The reactions

As might be expected, those defending former Gov. Rick Snyder and the other eight defendants praised the decision as a fair limit on governmental power. An attorney for Snyder said that the former governor is “encouraged by what appears to be a declaration by AG Nessel of the end of this political persecution of public officials.”

Some blamed Attorney General Nessel and the Flint Water Defense Team for handling the case badly. Some feel that when Nessel dismissed the earlier set of charges and began the process anew, that the statute of limitations forced them to move quickly to a one-man grand jury.

Michigan Attorney General Dana Nessel (Photo by Tom Travis)

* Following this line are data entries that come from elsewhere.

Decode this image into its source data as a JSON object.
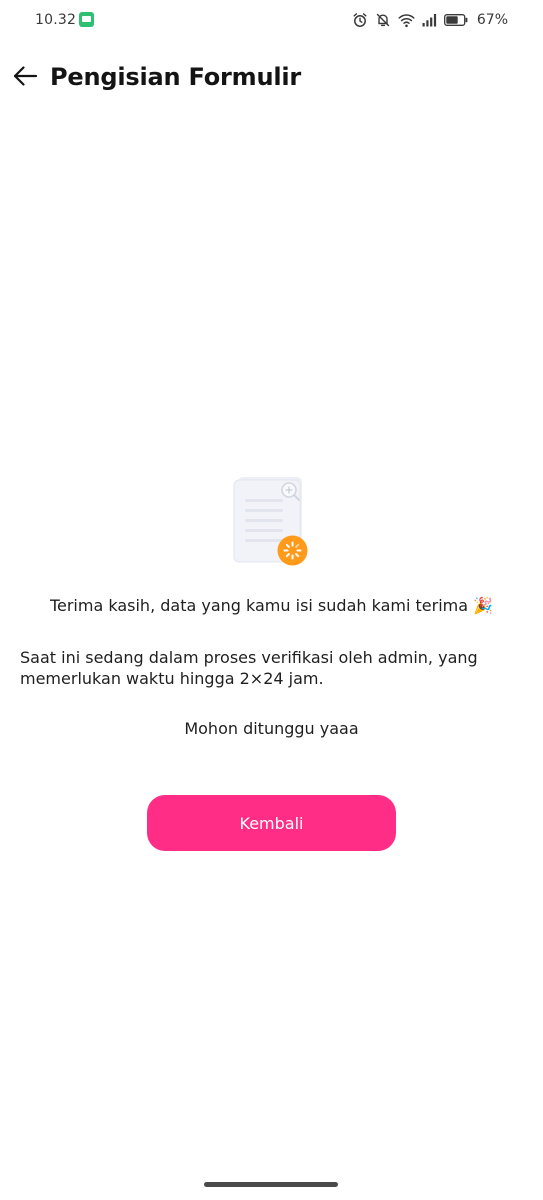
{
  "status_bar": {
    "time": "10.32",
    "battery_percent": "67%"
  },
  "header": {
    "title": "Pengisian Formulir"
  },
  "content": {
    "thanks_text": "Terima kasih, data yang kamu isi sudah kami terima 🎉",
    "verification_text": "Saat ini sedang dalam proses verifikasi oleh admin, yang memerlukan waktu hingga 2×24 jam.",
    "wait_text": "Mohon ditunggu yaaa"
  },
  "actions": {
    "back_button_label": "Kembali"
  },
  "colors": {
    "primary": "#ff2d86",
    "badge": "#ff9a1a",
    "status_icon": "#3a3a3a"
  },
  "icons": {
    "notification_app": "chat-app-icon",
    "alarm": "alarm-icon",
    "dnd": "bell-off-icon",
    "wifi": "wifi-icon",
    "signal": "cellular-signal-icon",
    "battery": "battery-icon",
    "back": "arrow-left-icon",
    "illustration": "document-review-illustration",
    "loading_badge": "loading-spinner-icon"
  }
}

Those who opposed the decision said that the one-man grand jury had been used for many years successfully and that this ruling was a slap in the face to Flint residents who suffered during the water crisis. In the Flint Journal Mayor Sheldon Neeley was quoted saying “The one-man grand jury has been upheld against plaintiffs from under-resourced backgrounds, while Snyder been allowed to evade justice based on a technicality thanks to a well-resourced, taxpayer legal defense. The standard of justice has not been balanced.”

In the end many Flint residents were disappointed but not shocked by the Supreme Court’s ruling.

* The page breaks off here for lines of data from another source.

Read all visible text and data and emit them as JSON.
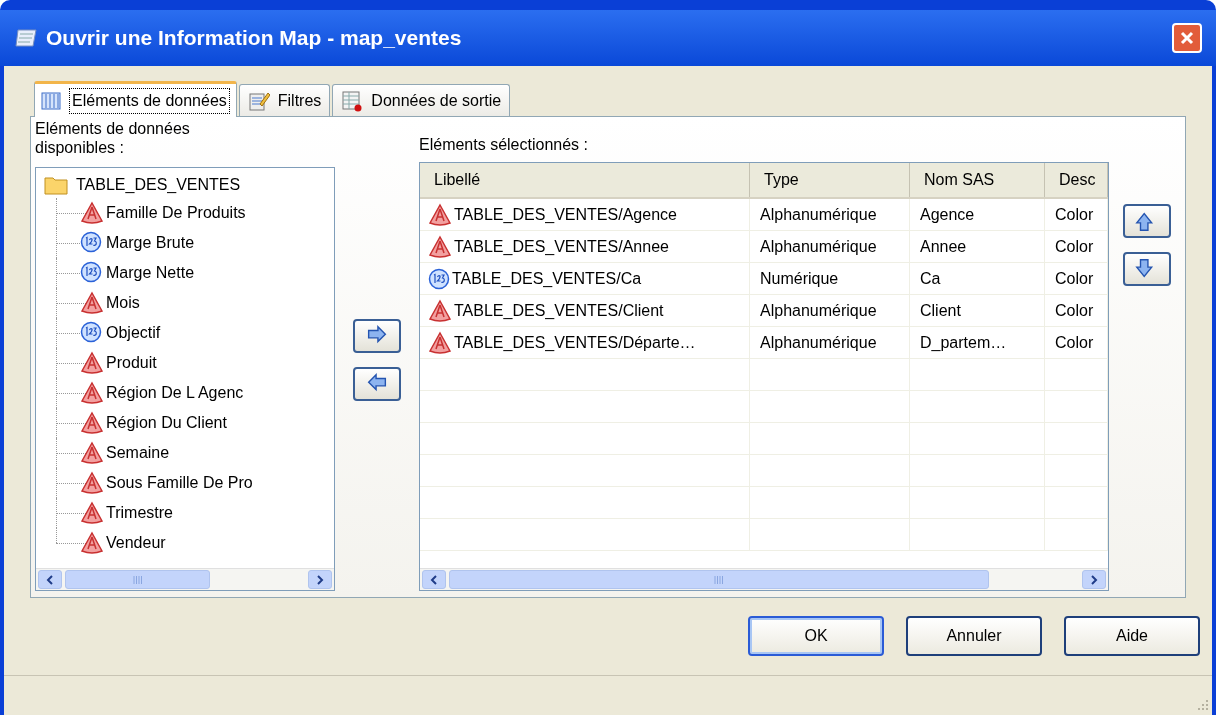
{
  "window": {
    "title": "Ouvrir une Information Map - map_ventes"
  },
  "tabs": [
    {
      "label": "Eléments de données",
      "selected": true
    },
    {
      "label": "Filtres",
      "selected": false
    },
    {
      "label": "Données de sortie",
      "selected": false
    }
  ],
  "available": {
    "label": "Eléments de données disponibles :",
    "tree": [
      {
        "label": "TABLE_DES_VENTES",
        "children": [
          {
            "label": "Famille De Produits",
            "kind": "text"
          },
          {
            "label": "Marge Brute",
            "kind": "number"
          },
          {
            "label": "Marge Nette",
            "kind": "number"
          },
          {
            "label": "Mois",
            "kind": "text"
          },
          {
            "label": "Objectif",
            "kind": "number"
          },
          {
            "label": "Produit",
            "kind": "text"
          },
          {
            "label": "Région De L Agenc",
            "kind": "text"
          },
          {
            "label": "Région Du Client",
            "kind": "text"
          },
          {
            "label": "Semaine",
            "kind": "text"
          },
          {
            "label": "Sous Famille De Pro",
            "kind": "text"
          },
          {
            "label": "Trimestre",
            "kind": "text"
          },
          {
            "label": "Vendeur",
            "kind": "text"
          }
        ]
      }
    ]
  },
  "selected_items": {
    "label": "Eléments sélectionnés :",
    "table": {
      "columns": [
        "Libellé",
        "Type",
        "Nom SAS",
        "Desc"
      ],
      "rows": [
        {
          "kind": "text",
          "cells": [
            "TABLE_DES_VENTES/Agence",
            "Alphanumérique",
            "Agence",
            "Color"
          ]
        },
        {
          "kind": "text",
          "cells": [
            "TABLE_DES_VENTES/Annee",
            "Alphanumérique",
            "Annee",
            "Color"
          ]
        },
        {
          "kind": "number",
          "cells": [
            "TABLE_DES_VENTES/Ca",
            "Numérique",
            "Ca",
            "Color"
          ]
        },
        {
          "kind": "text",
          "cells": [
            "TABLE_DES_VENTES/Client",
            "Alphanumérique",
            "Client",
            "Color"
          ]
        },
        {
          "kind": "text",
          "cells": [
            "TABLE_DES_VENTES/Départe…",
            "Alphanumérique",
            "D_partem…",
            "Color"
          ]
        }
      ]
    }
  },
  "buttons": [
    {
      "label": "OK",
      "default": true
    },
    {
      "label": "Annuler",
      "default": false
    },
    {
      "label": "Aide",
      "default": false
    }
  ]
}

What it means

Many can seriously debate the role of the one-man grand jury and the powers it should or should not have, and it is a reasonable discussion. But the meaning of the decision goes well beyond the immediate consequences for the former governor and the other defendants. Even if they were all convicted it wouldn’t undo the harm done to the citizens of Flint. Civil lawsuits and other programs have made an attempt to address some of those issues.

The real damage is to the overall trust in government that has been battered from so many sides in recent decades. From the Flint City Council and the Flint Board of Education, to the U.S. Congress, the U.S. Supreme Court, and the White House, trust in government has been falling for decades. That lack of trust makes it possible for the Donald Trumps of the world to find a following as they denounce the traditions and institutions of government with the wildest conspiracy theories. That lack of trust is one reason why we often have a 10 percent or less voter turnout for local elections.

This slideshow requires JavaScript.

The real problem is that rebuilding trust is a much bigger job than replacing water pipes, slow as that has been in Flint. While not quite complete, most of the water pipes in the city have been replaced. It will take much longer to replace the trust that was destroyed by the all the aspects of the water crisis. The current court ruling is just one more obstacle in that process.

Beyond the City of Flint, restoring trust in the national and state government is even more complex than simply putting some new pipes in the ground or applying rules in a football game.

But it’s even more important than putting new pipes in the ground or who wins the next Super Bowl. Restoring that trust is critical for the survival of a democratic government.

EVM Political Commentator Paul Rozycki can be reached at  Rozycki also is president of the EVM board. 

Author: Tom Travis

Share This Post On